This failure doesn’t seem so bad as what comes before it. The idea was doomed from the first line, anyway. Seeing that it’s not that bad is actually fun. It’s the biography of Denise that comes before where Franzen drops the ball at what he does best. Like a lot of male authors, he thinks that females see a random guy, decide they’re attracted to him, and immidiatley have sex. I don’t think that Friend Zone would have been such a big thing if this were real. This is an important part of Denise’s story, and that it makes it worse.

It can’t be anything else other than Franzen’s sex fantasy. It’s the one part he writes like a teenager too busy reading GameSpot to read The Red Pill. Whenever Franzen deals to other topics where he could make a clown out of himself, like lesbian sex or a bladder out of control, he maintains his dignity. The few lesbians scene here are completely different. They make sense for the characters. They don’t just land on them. We see the progress towards sex. When they do get into bed, it’s mostly to show us the dynamic of the relationship.

When Franzen goes scatological, he also displays a maturity so rare you forget we’re dealing with shit and piss. Whenever Alfred loses control of his bladder, the focus is not that there’s piss and that it’s dirty, but how it affects the characters’ lives. Franzen writes it not as the punchline to a joke or as material to captute the attention after so many boring pages, but as a natural part of life.

The best display of Franzen’s skills is at the last 100 pages.
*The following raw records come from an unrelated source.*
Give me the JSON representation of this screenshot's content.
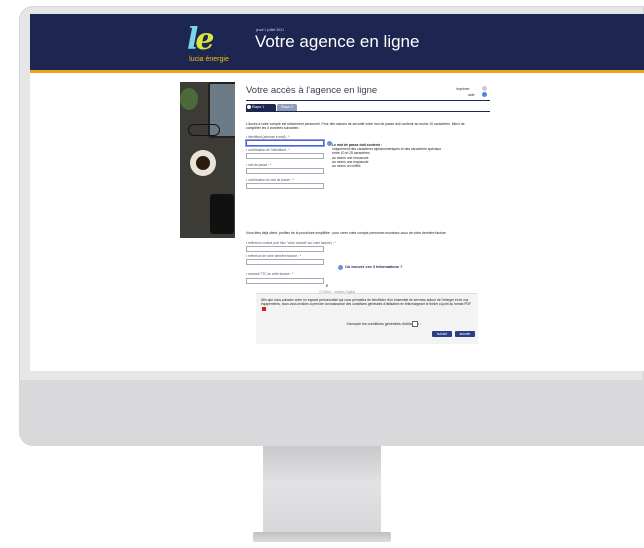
{
  "header": {
    "date": "jeudi 1 juillet 2021",
    "title": "Votre agence en ligne",
    "logo_mark_a": "l",
    "logo_mark_b": "e",
    "logo_text": "lucia énergie"
  },
  "page": {
    "title": "Votre accès à l'agence en ligne",
    "print_link": "imprimer",
    "help_link": "aide"
  },
  "tabs": [
    {
      "label": "Étape 1",
      "color": "#1d2650"
    },
    {
      "label": "Étape 2",
      "color": "#8f99b8"
    }
  ],
  "form": {
    "intro": "L'accès à votre compte est strictement personnel. Pour des raisons de sécurité votre mot de passe doit contenir au moins 10 caractères. Merci de compléter les 4 données suivantes :",
    "fields_account": [
      {
        "label": "identifiant (adresse e-mail)",
        "value": "",
        "active": true
      },
      {
        "label": "confirmation de l'identifiant",
        "value": "",
        "active": false
      },
      {
        "label": "mot de passe",
        "value": "",
        "active": false
      },
      {
        "label": "confirmation du mot de passe",
        "value": "",
        "active": false
      }
    ],
    "required_mark": "*",
    "password_rules": [
      "Le mot de passe doit contenir :",
      "uniquement des caractères alphanumériques et des caractères spéciaux",
      "entre 10 et 25 caractères",
      "au moins une minuscule",
      "au moins une majuscule",
      "au moins un chiffre"
    ],
    "client_intro": "Vous êtes déjà client, profitez de la procédure simplifiée : pour créer votre compte personnel munissez-vous de votre dernière facture.",
    "fields_client": [
      {
        "label": "référence contrat (voir bloc \"votre contrat\" sur votre facture)",
        "value": ""
      },
      {
        "label": "référence de votre dernière facture",
        "value": ""
      },
      {
        "label": "montant TTC de cette facture",
        "value": ""
      }
    ],
    "currency": "€",
    "find_info_link": "Où trouver ces 3 informations ?",
    "terms_text": "Afin que vous puissiez créer un espace personnalisé qui vous permettra de bénéficier d'un ensemble de services autour de l'énergie et de vos équipements, nous vous invitons à prendre connaissance des conditions générales d'utilisation en téléchargeant le fichier ci-joint au format PDF",
    "accept_label": "J'accepte les conditions générales d'utilisation :",
    "accept_checked": false,
    "next_button": "suivant",
    "cancel_button": "annuler"
  },
  "footer": {
    "text": "© Efluid - Ineltiris Digital"
  }
}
The Eastern Europe thing is over, and the arc with the Axon corporation which is gibberish is also done with. Franzen gets all his main characters in one room, and he shines. He jumps from satire to intimacy sometimes jarringly, but he hits the mark at both. His characters feel human and real. They’re messed up and pretty awful to each other, but they each function out of a coherent philosophy. He makes fun both of Enid’s refusal to get back in reality, but gives us plenty of moments to feel compassion for her. Alfred is at once a close-minded douchebag, and a person who just wants to be left alone. Gary is at once responsible, active, and hard working. He’s also sometimes completely blind to other people’s feelings.

If only The Corrections focused on this for all its length. Maybe Franzen should have just chopped half the book and chucked it. The long digression to explain to us all about the economy and Axon corporations and stock market stock market stock market are gibberish. That part could’ve been written in ancient Rapa Nui langauge, and the last 100 pages would still be just as meaningful.

It may have something to do with Franzen’s weak prose. He’s better at creating characters than McEwan, but his writing is much weaker. McEwan always writes like every line is full of meaning, even when the line ends as a gigantic non-sequiter. Franzen’s prose is dull and bumbles like a gorilla in a glassware shop. It’s not too bad when he has the content, but when he tries to write like what people hate about Thomas Pynchon and William Gass, you think maybe they should sue him for defamation.

The Correction is another typical canonical novel. There are brilliant parts, particularly at the end and the beginning. There are awful parts, especially the whole middle. How much it was worth, I’m not sure. The last pages were brilliant, but it took me a long time to burn through the middle. The last time I took such a break in reading was when I read the Game of Thrones series. Now that’s an awful book. This one is much better.

3 deranged families out of 5